WORK INSTRUCTION →
Below are some records; find each line that carries the word "screenshot" and copy it.

Segment Start: SUPPLIED RECORDS

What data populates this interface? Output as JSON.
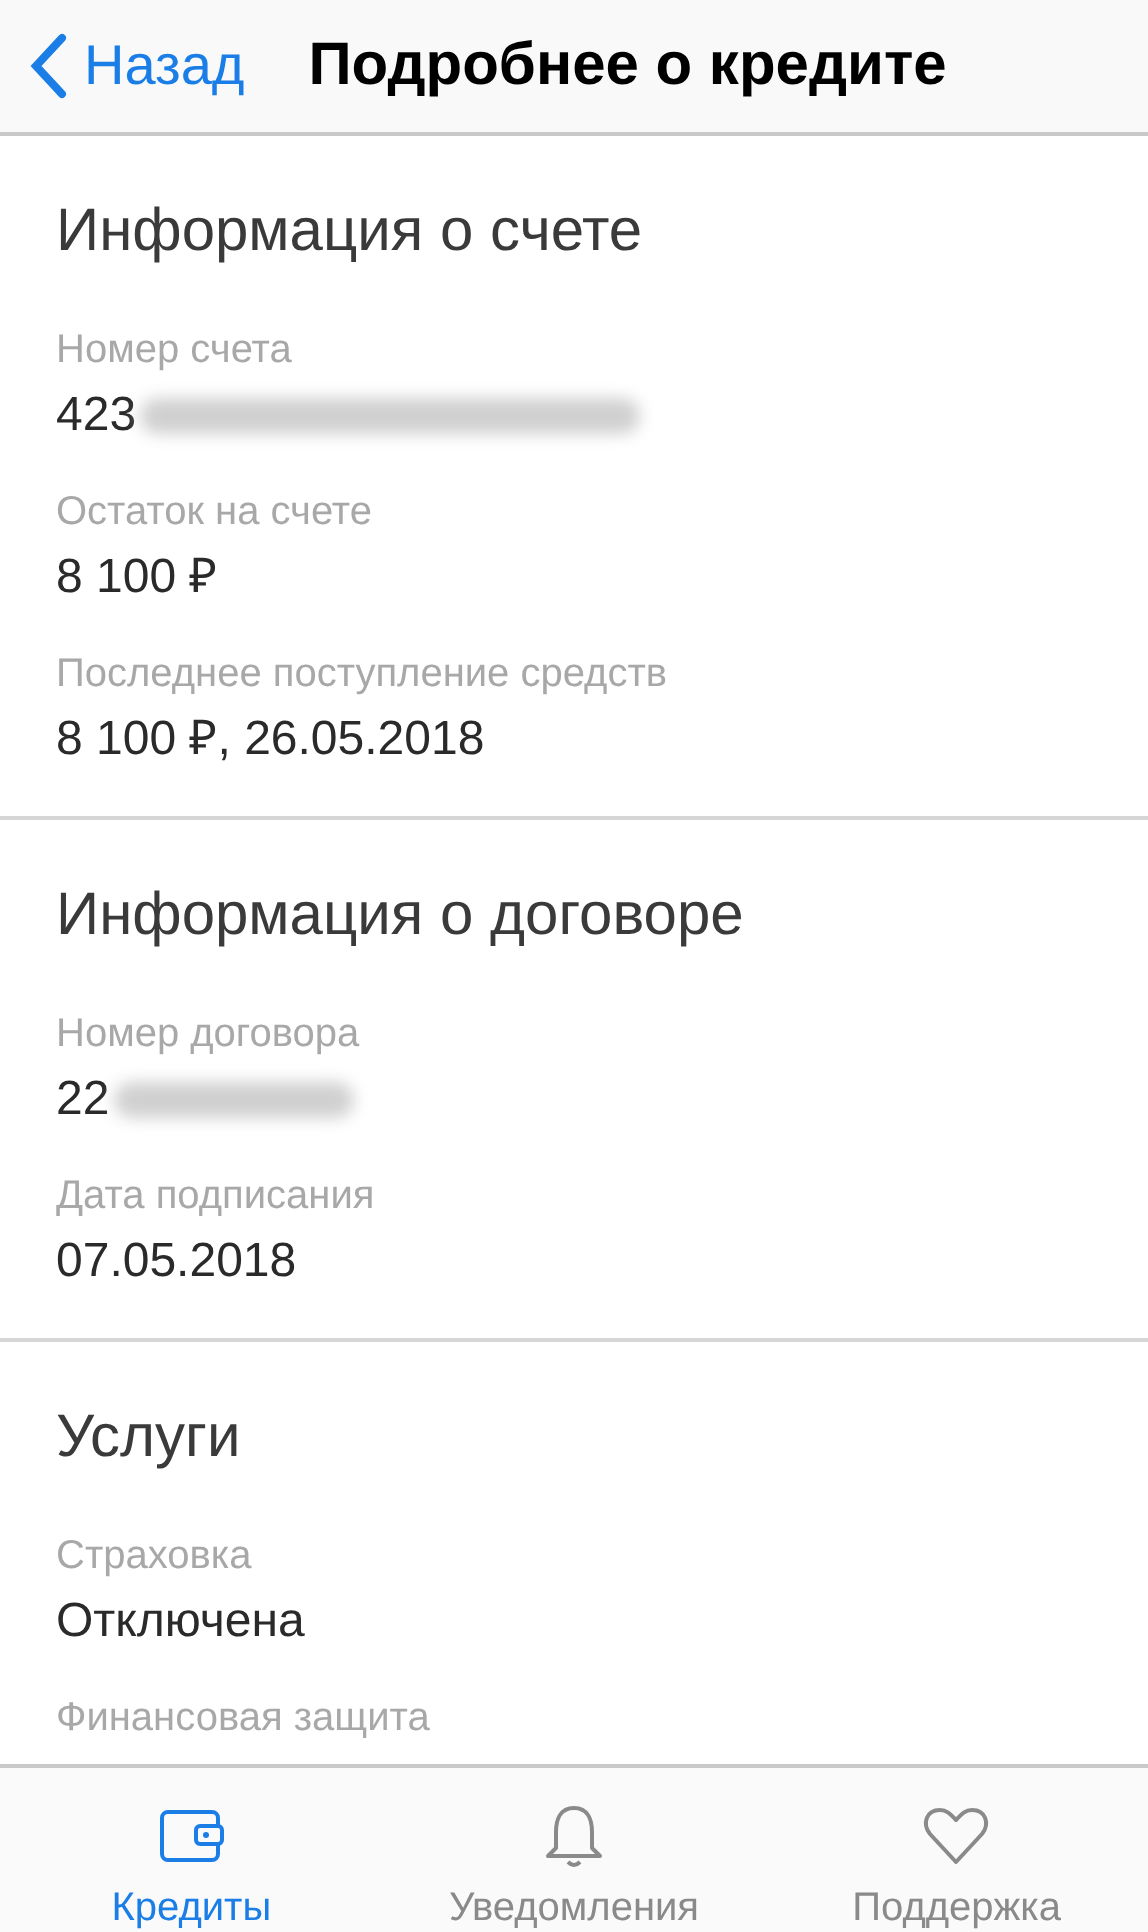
{
  "nav_bar": {
    "back": "Назад",
    "title": "Подробнее о кредите"
  },
  "sections": [
    {
      "title": "Информация о счете",
      "fields": [
        {
          "label": "Номер счета",
          "value": "423",
          "redacted": true
        },
        {
          "label": "Остаток на счете",
          "value": "8 100 ₽",
          "redacted": false
        },
        {
          "label": "Последнее поступление средств",
          "value": "8 100 ₽, 26.05.2018",
          "redacted": false
        }
      ]
    },
    {
      "title": "Информация о договоре",
      "fields": [
        {
          "label": "Номер договора",
          "value": "22",
          "redacted": true
        },
        {
          "label": "Дата подписания",
          "value": "07.05.2018",
          "redacted": false
        }
      ]
    },
    {
      "title": "Услуги",
      "fields": [
        {
          "label": "Страховка",
          "value": "Отключена",
          "redacted": false
        },
        {
          "label": "Финансовая защита"
        }
      ]
    }
  ],
  "tab_bar": [
    {
      "kind": "wallet",
      "label": "Кредиты",
      "selected": true
    },
    {
      "kind": "bell",
      "label": "Уведомления",
      "selected": false
    },
    {
      "kind": "heart",
      "label": "Поддержка",
      "selected": false
    }
  ]
}
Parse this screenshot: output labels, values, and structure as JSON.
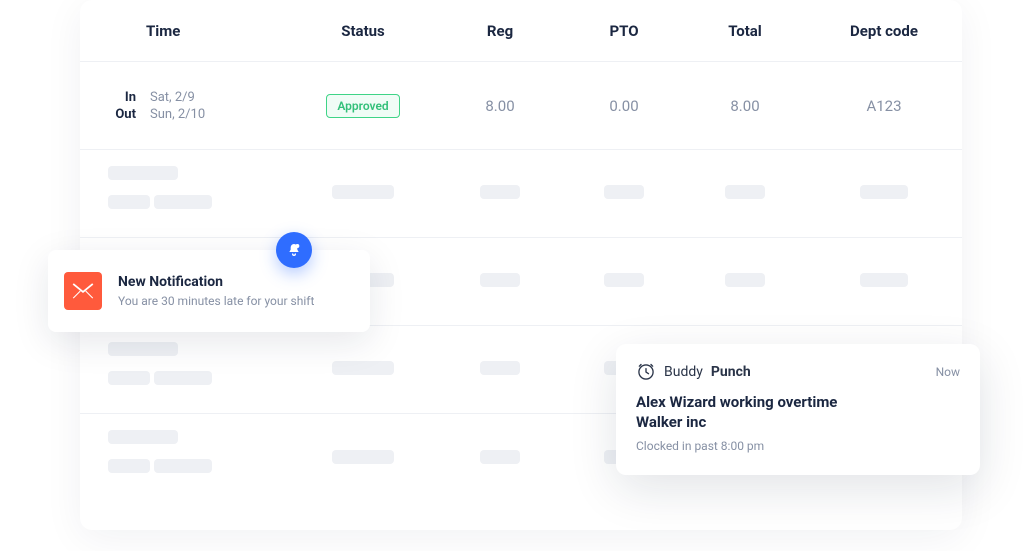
{
  "table": {
    "headers": {
      "time": "Time",
      "status": "Status",
      "reg": "Reg",
      "pto": "PTO",
      "total": "Total",
      "dept": "Dept code"
    },
    "row1": {
      "in_label": "In",
      "in_value": "Sat, 2/9",
      "out_label": "Out",
      "out_value": "Sun, 2/10",
      "status": "Approved",
      "reg": "8.00",
      "pto": "0.00",
      "total": "8.00",
      "dept": "A123"
    }
  },
  "notification": {
    "title": "New Notification",
    "body": "You are 30 minutes late for your shift"
  },
  "toast": {
    "brand_a": "Buddy",
    "brand_b": "Punch",
    "time": "Now",
    "title_line1": "Alex Wizard working overtime",
    "title_line2": "Walker inc",
    "subtitle": "Clocked in past 8:00 pm"
  }
}
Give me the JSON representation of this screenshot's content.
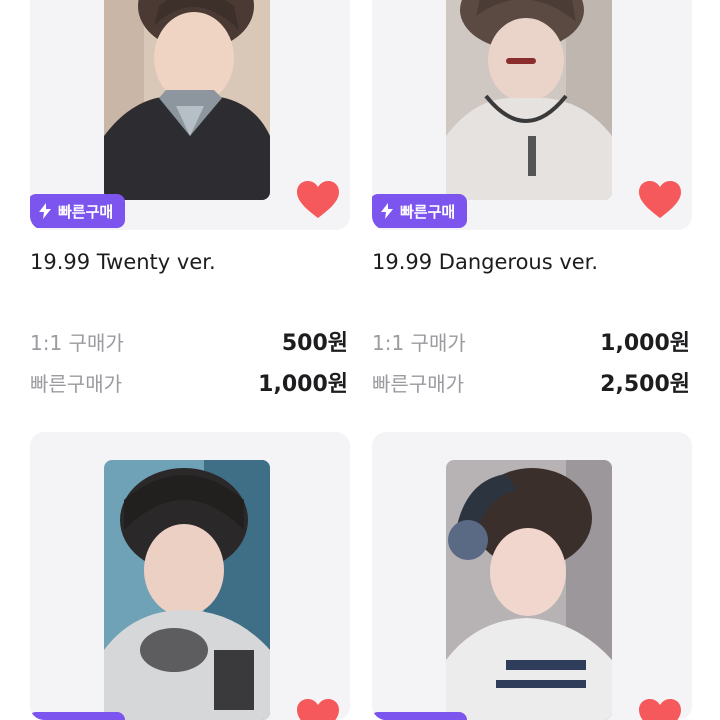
{
  "badge_label": "빠른구매",
  "brand_color": "#7b55ee",
  "heart_color": "#f5595c",
  "products": [
    {
      "title": "19.99 Twenty ver.",
      "price_1to1_label": "1:1 구매가",
      "price_1to1": "500원",
      "price_quick_label": "빠른구매가",
      "price_quick": "1,000원",
      "liked": true
    },
    {
      "title": "19.99 Dangerous ver.",
      "price_1to1_label": "1:1 구매가",
      "price_1to1": "1,000원",
      "price_quick_label": "빠른구매가",
      "price_quick": "2,500원",
      "liked": true
    },
    {
      "liked": true
    },
    {
      "liked": true
    }
  ]
}
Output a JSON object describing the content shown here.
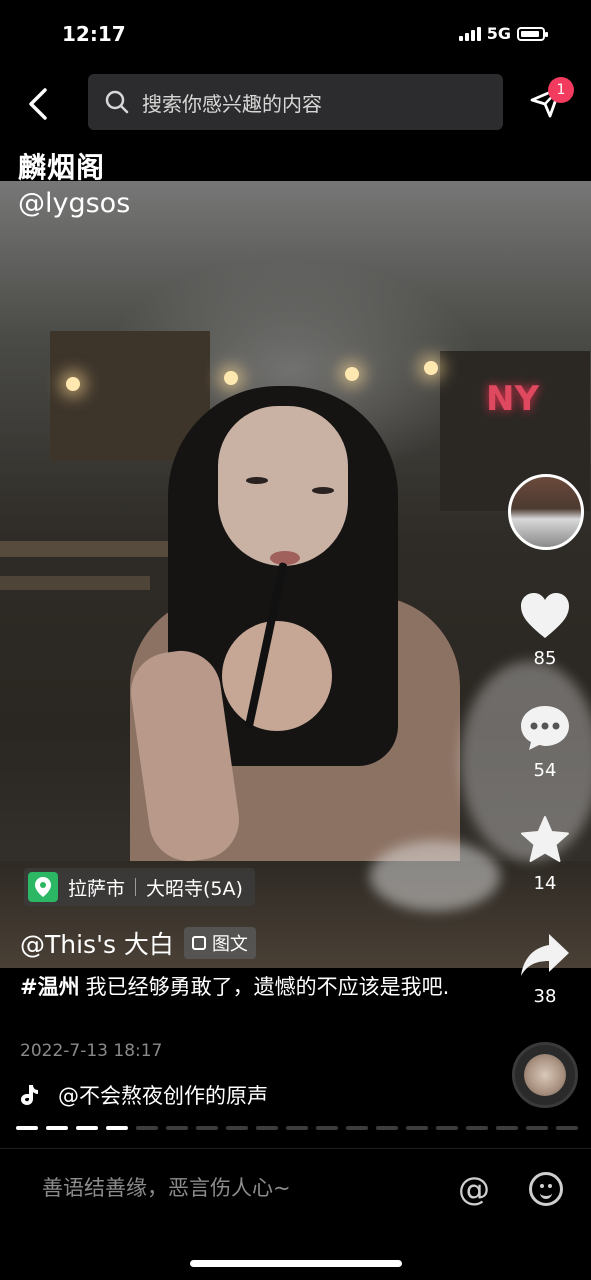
{
  "status_bar": {
    "time": "12:17",
    "network": "5G"
  },
  "header": {
    "search_placeholder": "搜索你感兴趣的内容",
    "notification_count": "1"
  },
  "watermark": {
    "line1": "麟烟阁",
    "line2": "@lygsos"
  },
  "location": {
    "city": "拉萨市",
    "place": "大昭寺(5A)"
  },
  "post": {
    "author": "@This's 大白",
    "type_tag": "图文",
    "hashtag": "#温州",
    "caption": "我已经够勇敢了，遗憾的不应该是我吧.",
    "date": "2022-7-13 18:17",
    "music": "@不会熬夜创作的原声"
  },
  "rail": {
    "likes": "85",
    "comments": "54",
    "favorites": "14",
    "shares": "38"
  },
  "photo_progress": {
    "current": 4,
    "total": 19
  },
  "comment_bar": {
    "placeholder": "善语结善缘，恶言伤人心~",
    "at_symbol": "@"
  },
  "colors": {
    "badge": "#f23b5f",
    "location_pin": "#2cb765",
    "background": "#000000"
  }
}
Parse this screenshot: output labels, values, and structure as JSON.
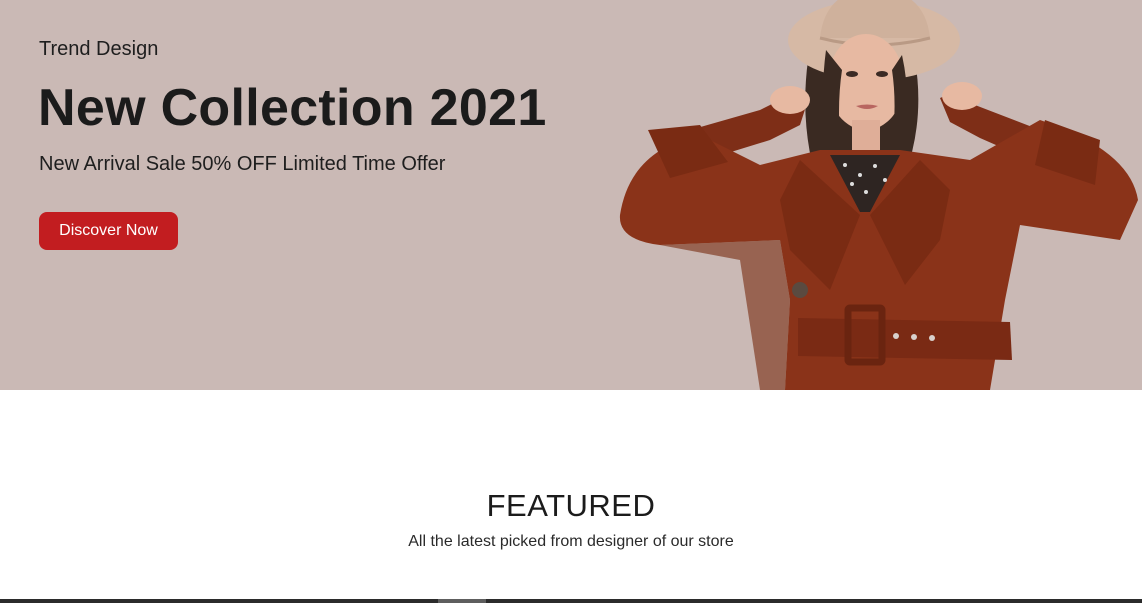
{
  "hero": {
    "eyebrow": "Trend Design",
    "title": "New Collection 2021",
    "subtitle": "New Arrival Sale 50% OFF Limited Time Offer",
    "cta_label": "Discover Now",
    "background_color": "#cab9b5",
    "cta_color": "#c21d20",
    "image_subject": "model-in-brown-trench-coat-and-hat"
  },
  "featured": {
    "title": "FEATURED",
    "subtitle": "All the latest picked from designer of our store"
  }
}
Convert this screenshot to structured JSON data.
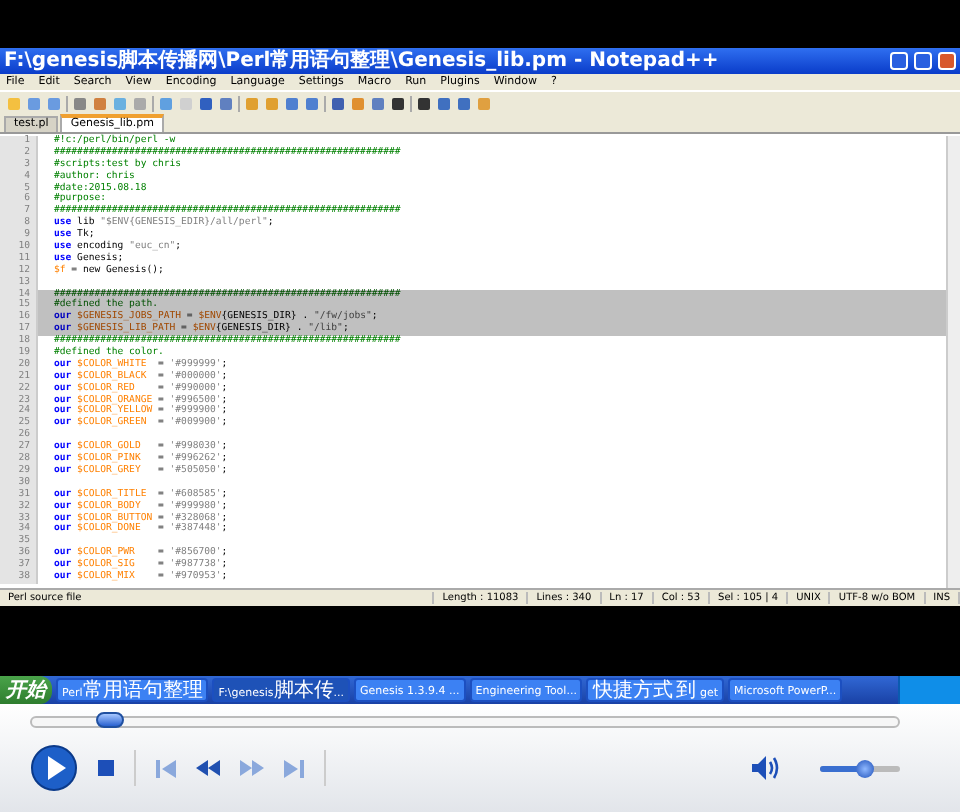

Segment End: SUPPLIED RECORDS

ANSWER FOR THIS EXERCISE →
Parse this screenshot: output labels, values, and structure as JSON.
Give me the JSON representation of this screenshot's content.
Parse this screenshot: output labels, values, and structure as JSON.
Convert this screenshot to structured JSON data.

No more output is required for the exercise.